By Diego Oré
MEXICOCITY (Reuters) – Mexican President Andres Manuel Lopez Obrador said on Thursday that the government respects the work of ratings agencies and will not limit their purview, after a senator in his party pitched a bill to increase oversight of the agencies.
In recent weeks, credit ratings agencies Standard & Poor’s and Fitch sent out a series of warnings about Mexican sovereign debt, oil firm Pemex and dozens of corporations, expressing concerns about the government’s plans to bail out the deeply indebted state oil company.
The pressure from the ratings agencies has caused discomfort among government allies, and Lopez Obrador has said they were not taking into account huge savings he estimates will flow into public coffers thanks to a corruption clampdown.

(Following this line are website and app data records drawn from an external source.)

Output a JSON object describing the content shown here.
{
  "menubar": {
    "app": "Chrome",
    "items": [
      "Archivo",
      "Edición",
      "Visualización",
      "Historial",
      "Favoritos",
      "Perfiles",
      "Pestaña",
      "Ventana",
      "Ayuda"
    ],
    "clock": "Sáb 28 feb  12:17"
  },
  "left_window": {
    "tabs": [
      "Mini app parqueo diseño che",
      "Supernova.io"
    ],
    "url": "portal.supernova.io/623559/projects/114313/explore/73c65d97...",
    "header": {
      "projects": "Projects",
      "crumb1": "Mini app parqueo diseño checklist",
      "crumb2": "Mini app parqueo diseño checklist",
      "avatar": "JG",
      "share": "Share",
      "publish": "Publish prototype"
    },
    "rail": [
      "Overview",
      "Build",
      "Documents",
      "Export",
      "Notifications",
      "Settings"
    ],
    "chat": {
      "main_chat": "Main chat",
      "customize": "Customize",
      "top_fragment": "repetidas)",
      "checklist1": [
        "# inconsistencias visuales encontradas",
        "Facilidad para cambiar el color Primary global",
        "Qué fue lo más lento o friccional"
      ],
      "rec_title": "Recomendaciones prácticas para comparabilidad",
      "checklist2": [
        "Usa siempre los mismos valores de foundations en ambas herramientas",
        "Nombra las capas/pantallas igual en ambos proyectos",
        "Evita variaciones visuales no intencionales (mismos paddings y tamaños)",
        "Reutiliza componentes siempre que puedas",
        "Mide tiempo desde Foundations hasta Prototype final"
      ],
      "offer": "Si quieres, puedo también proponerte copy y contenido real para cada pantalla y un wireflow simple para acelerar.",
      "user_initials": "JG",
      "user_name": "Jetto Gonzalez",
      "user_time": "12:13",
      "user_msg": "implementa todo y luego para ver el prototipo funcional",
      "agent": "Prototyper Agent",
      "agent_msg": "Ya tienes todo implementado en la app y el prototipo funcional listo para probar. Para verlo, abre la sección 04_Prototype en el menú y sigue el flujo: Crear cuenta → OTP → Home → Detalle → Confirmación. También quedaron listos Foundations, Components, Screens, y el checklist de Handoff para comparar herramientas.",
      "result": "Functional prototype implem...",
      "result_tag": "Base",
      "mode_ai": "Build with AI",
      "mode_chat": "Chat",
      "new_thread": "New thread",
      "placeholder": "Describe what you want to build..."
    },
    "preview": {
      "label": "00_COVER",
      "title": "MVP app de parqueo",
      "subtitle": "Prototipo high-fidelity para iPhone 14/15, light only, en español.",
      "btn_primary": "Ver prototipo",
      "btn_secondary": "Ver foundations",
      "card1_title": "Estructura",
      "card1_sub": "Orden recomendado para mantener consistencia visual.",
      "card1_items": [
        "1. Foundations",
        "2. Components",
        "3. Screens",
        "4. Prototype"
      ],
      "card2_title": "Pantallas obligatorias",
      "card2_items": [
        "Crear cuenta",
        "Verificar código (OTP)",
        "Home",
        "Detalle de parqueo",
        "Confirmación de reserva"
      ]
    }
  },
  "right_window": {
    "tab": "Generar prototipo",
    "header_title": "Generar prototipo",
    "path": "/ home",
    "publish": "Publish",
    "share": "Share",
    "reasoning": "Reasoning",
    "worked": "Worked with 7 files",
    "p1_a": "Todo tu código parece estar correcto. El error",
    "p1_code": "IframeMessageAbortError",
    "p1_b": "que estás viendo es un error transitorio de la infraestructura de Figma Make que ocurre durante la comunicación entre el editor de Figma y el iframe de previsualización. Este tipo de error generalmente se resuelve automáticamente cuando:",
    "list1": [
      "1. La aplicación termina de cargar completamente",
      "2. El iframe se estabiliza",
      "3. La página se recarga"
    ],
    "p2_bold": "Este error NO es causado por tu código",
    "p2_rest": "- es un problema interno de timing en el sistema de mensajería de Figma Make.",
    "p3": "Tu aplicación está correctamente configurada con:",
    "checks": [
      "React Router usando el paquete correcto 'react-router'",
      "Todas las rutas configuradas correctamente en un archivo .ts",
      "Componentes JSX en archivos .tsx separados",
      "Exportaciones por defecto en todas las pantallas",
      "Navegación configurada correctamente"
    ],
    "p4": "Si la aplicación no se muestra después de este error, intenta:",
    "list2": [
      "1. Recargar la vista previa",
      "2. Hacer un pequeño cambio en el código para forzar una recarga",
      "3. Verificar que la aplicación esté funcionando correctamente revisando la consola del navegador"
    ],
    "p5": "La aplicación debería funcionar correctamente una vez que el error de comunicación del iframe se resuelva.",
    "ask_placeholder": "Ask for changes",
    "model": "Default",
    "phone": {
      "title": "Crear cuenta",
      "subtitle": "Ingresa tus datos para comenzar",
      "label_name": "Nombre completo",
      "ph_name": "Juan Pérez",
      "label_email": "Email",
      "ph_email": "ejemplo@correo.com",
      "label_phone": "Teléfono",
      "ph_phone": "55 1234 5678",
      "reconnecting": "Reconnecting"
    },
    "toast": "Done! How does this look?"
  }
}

Senator Salomon Jara, the spokesman of Lopez Obrador’s Morena party in the Senate, on Thursday announced a bill that would give Mexico’s banking and securities regulator CNBV greater authority to regulate the agencies.
Jara questioned the reputation of the agencies, pointing out their failure to foresee the 2008 global financial crisis, and saying they had not been loud enough in their criticism of the rising debt load in Pemex under previous administrations.
Fitch and S&P did not immediately respond to requests for comment.
However, or Thursday, Lopez Obrador stressed that the government would “not limit the work” of the agencies.
“We are open to scrutiny in politics and economics,” he said. “We will always be respectful of the opinion of the ratings agencies.”
Morena Senate Leader Ricardo Monreal said on local radio that the bill was Jara’s personal initiative, and would not be presented in Congress by the party.
Jara insisted that he would proceed on his own, saying in an interview that he would make his proposal next week, perhaps on Tuesday.
“We are proposing that the (CNBV) have greater powers to issue the revocation (of the firms’ licenses),” said Jara. “You have to regulate them.”
The senator’s proposal would reform article 340 of the Securities Market Law, which allows the CNBV to revoke the rating agencies’ authorization to operate in the country.
A source in Morena told Reuters top senators from the party were meeting on Thursday to determine how to proceed.
Controlled by allies of Lopez Obrador, congress has floated several bills that have alarmed investors.
In mid-February, Morena presented an initiative to set maximum drug prices. Late last year, a proposal to regulate bank fees hit local markets.
(Reporting by Diego Ore; additional reporting by Sharay Angulo; writing by Julia Love; Editing by Lisa Shumaker)